Two weeks ago, Sara told you about the rituals and traditions associated with the Jewish High Holy Days of Rosh Hashana (the Jewish New Year) and Yom Kippur (The Day of Atonement). Today, I want to share with you the history and customs of the Feast of Tabernacles, or Sukkot, as it is called in Hebrew.
Sukkot is the third holiday in the lunar-based Jewish month of Tishrei, which coincides with September and early October. The Jewish New Year is on the 1st and 2nd of Tishrei, the Day of Atonement is on the 10th, and the week-long festival of Sukkot begins on the 15th of Tishrei. This year, Sukkot will start at sunset on Wednesday evening, September 22nd and will conclude at dusk on Friday, October 1st.
The Meaning of Sukkot
Like many Jewish holidays, the customs and traditions of Sukkot are based on a rich blend of historical, agricultural and spiritual underpinnings.
Historically, Sukkot reminds us of the 40 years that the Jews wandered in the dessert after fleeing from bondage in Egypt. The Israelites erected makeshift huts to provide shelter from the elements, but ultimately, we know that only G-d could provide them with true protection. So, too, on Sukkot, we build and dwell in an impermanent structure, called a sukkah, with temporary walls and a thatched roof, to remind us that G-d is our ultimate protector.
Agriculturally, Sukkot marks the autumn harvest. In fact, Sukkot is often referred to in Hebrew as Chag Ha’Asif – the Harvest Festival. Much of the symbolism and imagery surrounding the holiday evokes our gratitude to G-d for enabling us to complete the harvest. We decorate our sukkah with fragrant branches, autumn gourds and seasonal fruits, all reminiscent of the sights and smells of this bountiful time of year!
Building & Dwelling in a Sukkah
In anticipation of Sukkot, Jewish families build a sukkah in which they will eat their meals throughout the festival. Weather permitting, my husband and sons will even sleep in the sukkah a night or two! The basic laws of sukkah-building allow for the walls to be made out of nearly any material – from plastic tarps to cloth sheets to wooden planks. In fact, you can even incorporate one of the standing walls of your home or a hedge in your garden.
Instead of a sealed roof, the sukkah is covered on top by unfinished boards and/or branches, known in Hebrew as S’chach. Importantly, the S’chach must be dense enough to provide shade during the day, but open enough to see through to the stars at night.
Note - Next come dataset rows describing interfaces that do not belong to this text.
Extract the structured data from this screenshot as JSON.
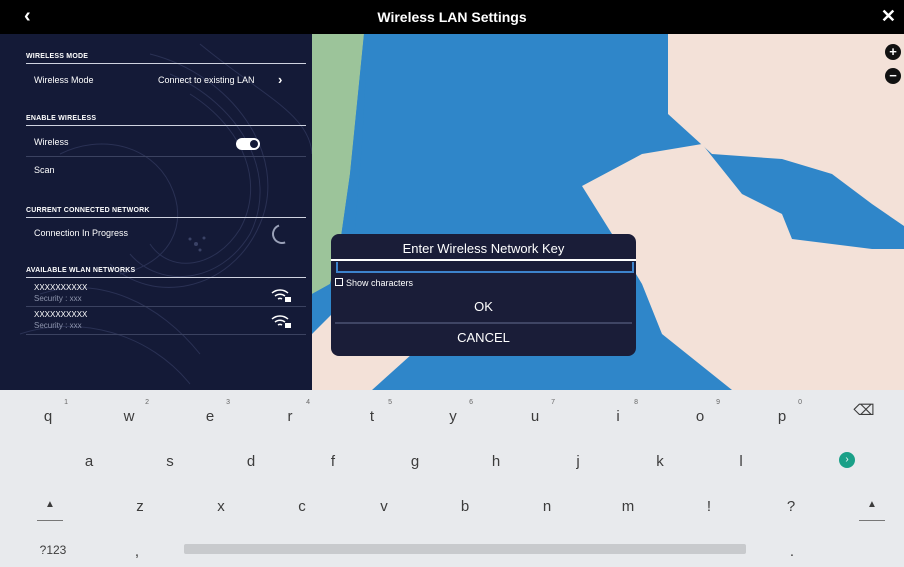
{
  "window": {
    "title": "Wireless LAN Settings",
    "back_glyph": "‹",
    "close_glyph": "✕"
  },
  "panel": {
    "wireless_mode_header": "WIRELESS MODE",
    "wireless_mode_label": "Wireless Mode",
    "wireless_mode_value": "Connect to existing LAN",
    "enable_wireless_header": "ENABLE WIRELESS",
    "wireless_label": "Wireless",
    "wireless_enabled": true,
    "scan_label": "Scan",
    "current_network_header": "CURRENT CONNECTED NETWORK",
    "connection_status": "Connection In Progress",
    "available_header": "AVAILABLE WLAN NETWORKS",
    "networks": [
      {
        "ssid": "XXXXXXXXXX",
        "security": "Security : xxx"
      },
      {
        "ssid": "XXXXXXXXXX",
        "security": "Security : xxx"
      }
    ]
  },
  "map": {
    "zoom_in": "+",
    "zoom_out": "−"
  },
  "dialog": {
    "title": "Enter Wireless Network Key",
    "input_value": "",
    "show_characters_label": "Show characters",
    "show_characters_checked": false,
    "ok_label": "OK",
    "cancel_label": "CANCEL"
  },
  "keyboard": {
    "row1": [
      "q",
      "w",
      "e",
      "r",
      "t",
      "y",
      "u",
      "i",
      "o",
      "p"
    ],
    "row1_hints": [
      "1",
      "2",
      "3",
      "4",
      "5",
      "6",
      "7",
      "8",
      "9",
      "0"
    ],
    "row2": [
      "a",
      "s",
      "d",
      "f",
      "g",
      "h",
      "j",
      "k",
      "l"
    ],
    "row3": [
      "z",
      "x",
      "c",
      "v",
      "b",
      "n",
      "m",
      "!",
      "?"
    ],
    "symbols_label": "?123",
    "comma_label": ",",
    "period_label": ".",
    "backspace_icon": "⌫",
    "enter_icon": "›",
    "shift_icon": "▲"
  },
  "colors": {
    "title_bg": "#000000",
    "panel_bg": "#141a37",
    "water": "#2f86c9",
    "land": "#f3e1d8",
    "green": "#9cc49a",
    "accent": "#3d83cc",
    "enter_key": "#1aa088"
  }
}
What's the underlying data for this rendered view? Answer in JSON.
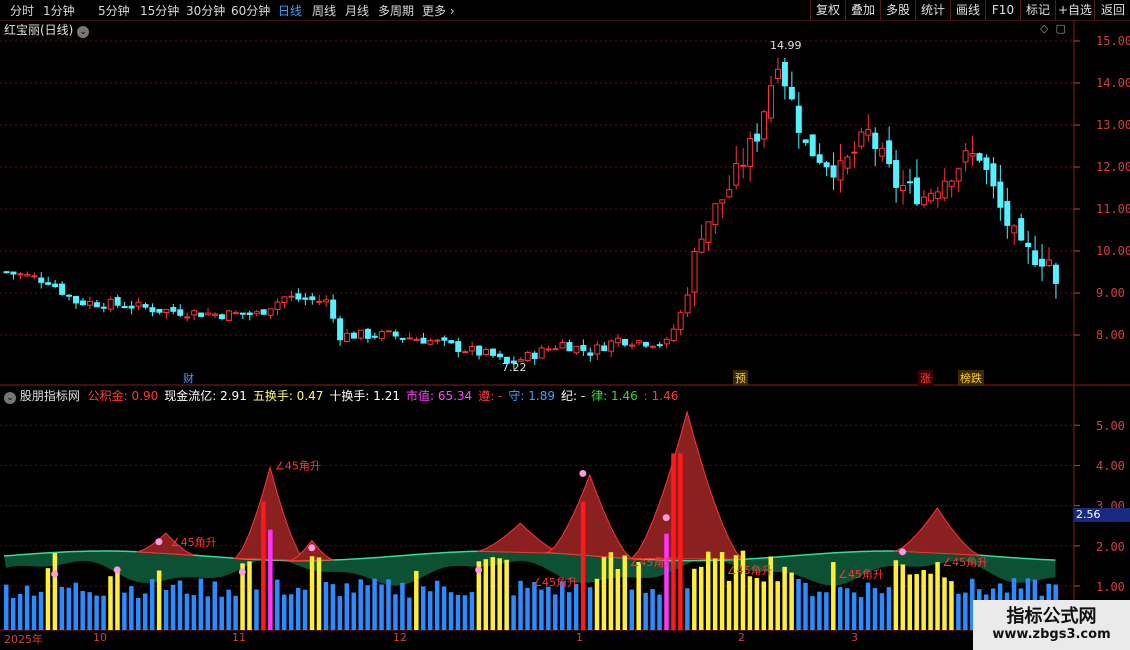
{
  "toolbar": {
    "periods": [
      "分时",
      "1分钟",
      "5分钟",
      "15分钟",
      "30分钟",
      "60分钟",
      "日线",
      "周线",
      "月线",
      "多周期",
      "更多"
    ],
    "active_period": "日线",
    "tools": [
      "复权",
      "叠加",
      "多股",
      "统计",
      "画线",
      "F10",
      "标记",
      "+自选",
      "返回"
    ]
  },
  "main_panel": {
    "title": "红宝丽(日线)",
    "y_ticks": [
      "15.00",
      "14.00",
      "13.00",
      "12.00",
      "11.00",
      "10.00",
      "9.00",
      "8.00"
    ],
    "high_label": "14.99",
    "low_label": "7.22",
    "markers": [
      {
        "text": "财",
        "color": "#3da0ff"
      },
      {
        "text": "预",
        "color": "#ffcc33"
      },
      {
        "text": "涨",
        "color": "#ff4040"
      },
      {
        "text": "榜跌",
        "color": "#ffcc33"
      }
    ]
  },
  "indicator_panel": {
    "name": "股朋指标网",
    "items": [
      {
        "label": "公积金:",
        "value": "0.90",
        "color": "#ff3a3a"
      },
      {
        "label": "现金流亿:",
        "value": "2.91",
        "color": "#ffffff"
      },
      {
        "label": "五换手:",
        "value": "0.47",
        "color": "#ffff66"
      },
      {
        "label": "十换手:",
        "value": "1.21",
        "color": "#ffffff"
      },
      {
        "label": "市值:",
        "value": "65.34",
        "color": "#ff44ff"
      },
      {
        "label": "遵:",
        "value": "-",
        "color": "#ff3a3a"
      },
      {
        "label": "守:",
        "value": "1.89",
        "color": "#3da0ff"
      },
      {
        "label": "纪:",
        "value": "-",
        "color": "#ffffff"
      },
      {
        "label": "律:",
        "value": "1.46",
        "color": "#33dd33"
      },
      {
        "label": ":",
        "value": "1.46",
        "color": "#ff3a3a"
      }
    ],
    "y_ticks": [
      "5.00",
      "4.00",
      "3.00",
      "2.00",
      "1.00"
    ],
    "current_value": "2.56",
    "angle_label": "45角升"
  },
  "x_axis": {
    "labels": [
      "2025年",
      "10",
      "11",
      "12",
      "1",
      "2",
      "3"
    ]
  },
  "watermark": {
    "title": "指标公式网",
    "url": "www.zbgs3.com"
  },
  "colors": {
    "up": "#ff3333",
    "down": "#54f0ff",
    "grid": "#5a0f0f",
    "axis": "#d04040"
  }
}
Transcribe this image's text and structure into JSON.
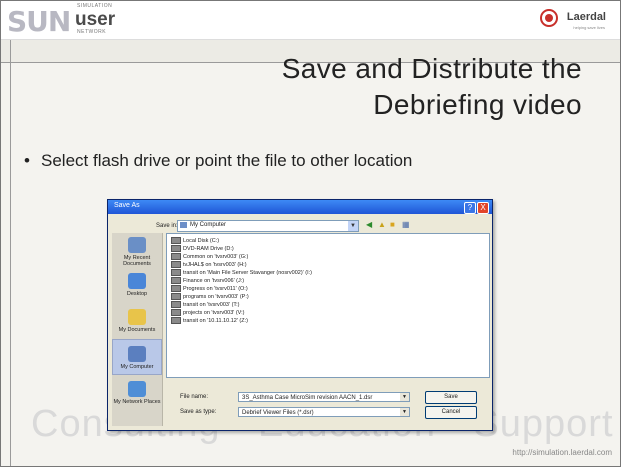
{
  "header": {
    "logo_sun": "SUN",
    "logo_user": "user",
    "logo_simulation": "SIMULATION",
    "logo_network": "NETWORK",
    "brand": "Laerdal",
    "brand_tagline": "helping save lives"
  },
  "slide": {
    "title_line1": "Save and Distribute the",
    "title_line2": "Debriefing video",
    "bullet": "Select flash drive or point the file to other location",
    "watermark": "Consulting  •  Education  •  Support",
    "url": "http://simulation.laerdal.com"
  },
  "dialog": {
    "title": "Save As",
    "help_label": "?",
    "close_label": "X",
    "save_in_label": "Save in:",
    "save_in_value": "My Computer",
    "places": [
      {
        "label": "My Recent Documents",
        "icon": "recent-documents-icon",
        "color": "#6a8fc6"
      },
      {
        "label": "Desktop",
        "icon": "desktop-icon",
        "color": "#4a86d8"
      },
      {
        "label": "My Documents",
        "icon": "my-documents-icon",
        "color": "#e8c44a"
      },
      {
        "label": "My Computer",
        "icon": "my-computer-icon",
        "color": "#5b7fbf"
      },
      {
        "label": "My Network Places",
        "icon": "network-places-icon",
        "color": "#4f8ed6"
      }
    ],
    "files": [
      "Local Disk (C:)",
      "DVD-RAM Drive (D:)",
      "Common on 'tvsrv003' (G:)",
      "tvJHAL$ on 'tvsrv003' (H:)",
      "transit on 'Main File Server Stavanger (nosrv002)' (I:)",
      "Finance on 'tvsrv006' (J:)",
      "Progress on 'tvsrv011' (O:)",
      "programs on 'tvsrv003' (P:)",
      "transit on 'tvsrv003' (T:)",
      "projects on 'tvsrv003' (V:)",
      "transit on '10.11.10.12' (Z:)"
    ],
    "file_name_label": "File name:",
    "file_name_value": "3S_Asthma Case MicroSim revision AACN_1.dsr",
    "save_as_type_label": "Save as type:",
    "save_as_type_value": "Debrief Viewer Files (*.dsr)",
    "save_button": "Save",
    "cancel_button": "Cancel"
  }
}
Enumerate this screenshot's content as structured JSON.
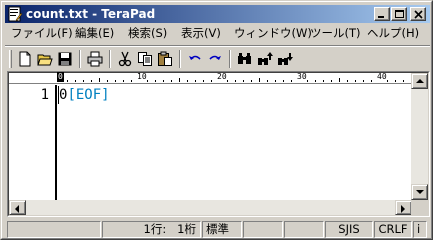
{
  "window": {
    "title": "count.txt - TeraPad",
    "icon": "terapad-app-icon"
  },
  "menu": {
    "items": [
      "ファイル(F)",
      "編集(E)",
      "検索(S)",
      "表示(V)",
      "ウィンドウ(W)",
      "ツール(T)",
      "ヘルプ(H)"
    ]
  },
  "toolbar": {
    "buttons": [
      "new-file-icon",
      "open-folder-icon",
      "save-icon",
      "print-icon",
      "cut-icon",
      "copy-icon",
      "paste-icon",
      "undo-icon",
      "redo-icon",
      "find-icon",
      "find-prev-icon",
      "find-next-icon"
    ]
  },
  "ruler": {
    "labels": [
      "0",
      "10",
      "20",
      "30",
      "40"
    ]
  },
  "editor": {
    "line_number": "1",
    "text": "0",
    "eof_marker": "[EOF]",
    "eof_color": "#0080c0"
  },
  "status": {
    "line": "1行:",
    "column": "1桁",
    "mode": "標準",
    "encoding": "SJIS",
    "newline": "CRLF",
    "ime": "i"
  }
}
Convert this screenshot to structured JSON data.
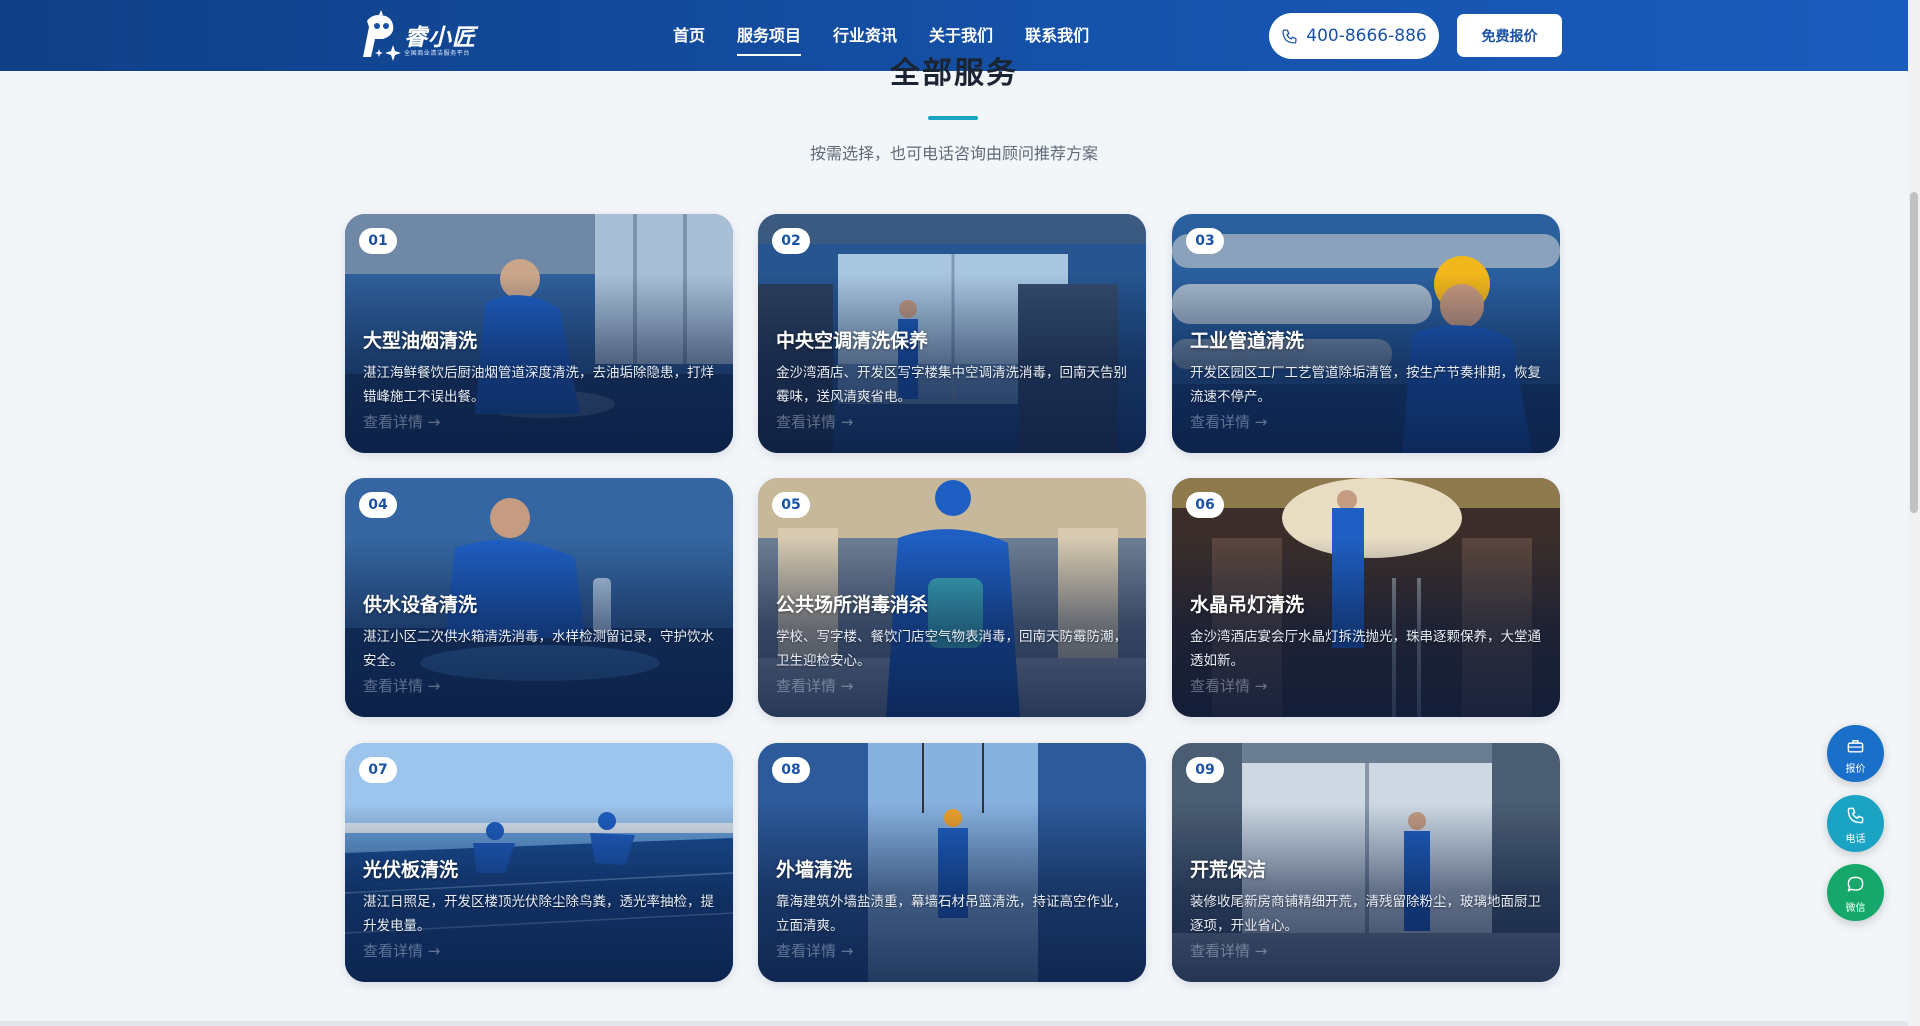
{
  "header": {
    "logo_text": "睿小匠",
    "logo_subtitle": "全国商业清洁服务平台",
    "nav": [
      {
        "label": "首页",
        "active": false
      },
      {
        "label": "服务项目",
        "active": true
      },
      {
        "label": "行业资讯",
        "active": false
      },
      {
        "label": "关于我们",
        "active": false
      },
      {
        "label": "联系我们",
        "active": false
      }
    ],
    "phone": "400-8666-886",
    "quote_label": "免费报价"
  },
  "section": {
    "title": "全部服务",
    "subtitle": "按需选择，也可电话咨询由顾问推荐方案"
  },
  "cards": [
    {
      "num": "01",
      "title": "大型油烟清洗",
      "desc": "湛江海鲜餐饮后厨油烟管道深度清洗，去油垢除隐患，打烊错峰施工不误出餐。",
      "more": "查看详情 →",
      "scene": "kitchen"
    },
    {
      "num": "02",
      "title": "中央空调清洗保养",
      "desc": "金沙湾酒店、开发区写字楼集中空调清洗消毒，回南天告别霉味，送风清爽省电。",
      "more": "查看详情 →",
      "scene": "hvac"
    },
    {
      "num": "03",
      "title": "工业管道清洗",
      "desc": "开发区园区工厂工艺管道除垢清管，按生产节奏排期，恢复流速不停产。",
      "more": "查看详情 →",
      "scene": "pipes"
    },
    {
      "num": "04",
      "title": "供水设备清洗",
      "desc": "湛江小区二次供水箱清洗消毒，水样检测留记录，守护饮水安全。",
      "more": "查看详情 →",
      "scene": "water"
    },
    {
      "num": "05",
      "title": "公共场所消毒消杀",
      "desc": "学校、写字楼、餐饮门店空气物表消毒，回南天防霉防潮，卫生迎检安心。",
      "more": "查看详情 →",
      "scene": "mall"
    },
    {
      "num": "06",
      "title": "水晶吊灯清洗",
      "desc": "金沙湾酒店宴会厅水晶灯拆洗抛光，珠串逐颗保养，大堂通透如新。",
      "more": "查看详情 →",
      "scene": "chandelier"
    },
    {
      "num": "07",
      "title": "光伏板清洗",
      "desc": "湛江日照足，开发区楼顶光伏除尘除鸟粪，透光率抽检，提升发电量。",
      "more": "查看详情 →",
      "scene": "solar"
    },
    {
      "num": "08",
      "title": "外墙清洗",
      "desc": "靠海建筑外墙盐渍重，幕墙石材吊篮清洗，持证高空作业，立面清爽。",
      "more": "查看详情 →",
      "scene": "facade"
    },
    {
      "num": "09",
      "title": "开荒保洁",
      "desc": "装修收尾新房商铺精细开荒，清残留除粉尘，玻璃地面厨卫逐项，开业省心。",
      "more": "查看详情 →",
      "scene": "room"
    }
  ],
  "float_buttons": [
    {
      "label": "报价",
      "icon": "briefcase-icon",
      "color": "#1a6fc9"
    },
    {
      "label": "电话",
      "icon": "phone-icon",
      "color": "#1aa3c2"
    },
    {
      "label": "微信",
      "icon": "chat-icon",
      "color": "#16a86a"
    }
  ],
  "colors": {
    "header": "#1551a8",
    "accent": "#1aa3c2",
    "card_shade": "#08193c"
  }
}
Illuminated outdoor Sukkah (in Israel) (copyright Ron Almog)
In our family, my husband begins constructing the sukkah as soon as the Day of Atonement ends. Our sons enjoy hammering right along with him or collecting branches from our yard to use for the roof. The next day, I take over with interior decorating, as we want to beautify our new home – even if it is only a temporary one. I laminate artwork my children made at school and hang them on our cloth walls with safety pins; we make paper and popcorn chains to hang from the branches and string twinkling garden lights to illuminate our meals in the evenings.
Sukkah decorated from the inside
Despite our efforts to beautify our sukkah, however, we acknowledge that ultimately this structure is intended to be a humble abode. Its simplicity is a reminder that by eschewing materialism and embracing spirituality, we grow closer to G-d and what He wants for us in this world.
Lulav & Etrog
Another tradition during Sukkot is the waving of the Four Species, known in Hebrew as Arabt Ha’Minim, or the Lulav and Etrog. The Lulav is comprised of three different species – a palm branch, two willow branches and three myrtle branches.
4 Species/Arbat Ha’Minim
(photo credit Yoni Debest )
Bundled together, these three types of plants are held in the right hand, while the etrog – or citron, in English – is held in the left hand. Then, we wave the four species together in all six directions – east, south, west, north, up and down – in acknowledgement of G-d’s omnipresence.
Etrogs (photo credit Yankelowitz)
From Creation to Repentance to Abundance
Next week, Sara will be back to wrap up this series on the Jewish holidays, by telling you about the concluding days of the Sukkot festival. As you can see, the month of Tishrei is an extremely full one within the Jewish calendar. We go from the spiritual high of Rosh Hashana – when we celebrate the beginning of a New Year – to the emotional depth of Yom Kippur – when we quite literally are on our knees, begging our Creator for forgiveness of our sins – to the emotional jubilation of Sukkot – when we rejoice in G-d’s bounty and give thanks for His abundance.
Wishing you a Chag Sukkot Sameach, a Happy Sukkot Holiday!
Mara Strom is a freelance writer, who loves talking about frugality and Jewish life at her blog, Kosher on a Budget. She and her husband of eight years have three children, two sons who were born in Israel, and a daughter who was born in Kansas. One day her family will return to the Promised Land, but in the meantime, she’s enjoying building her sukkah in America’s heartland.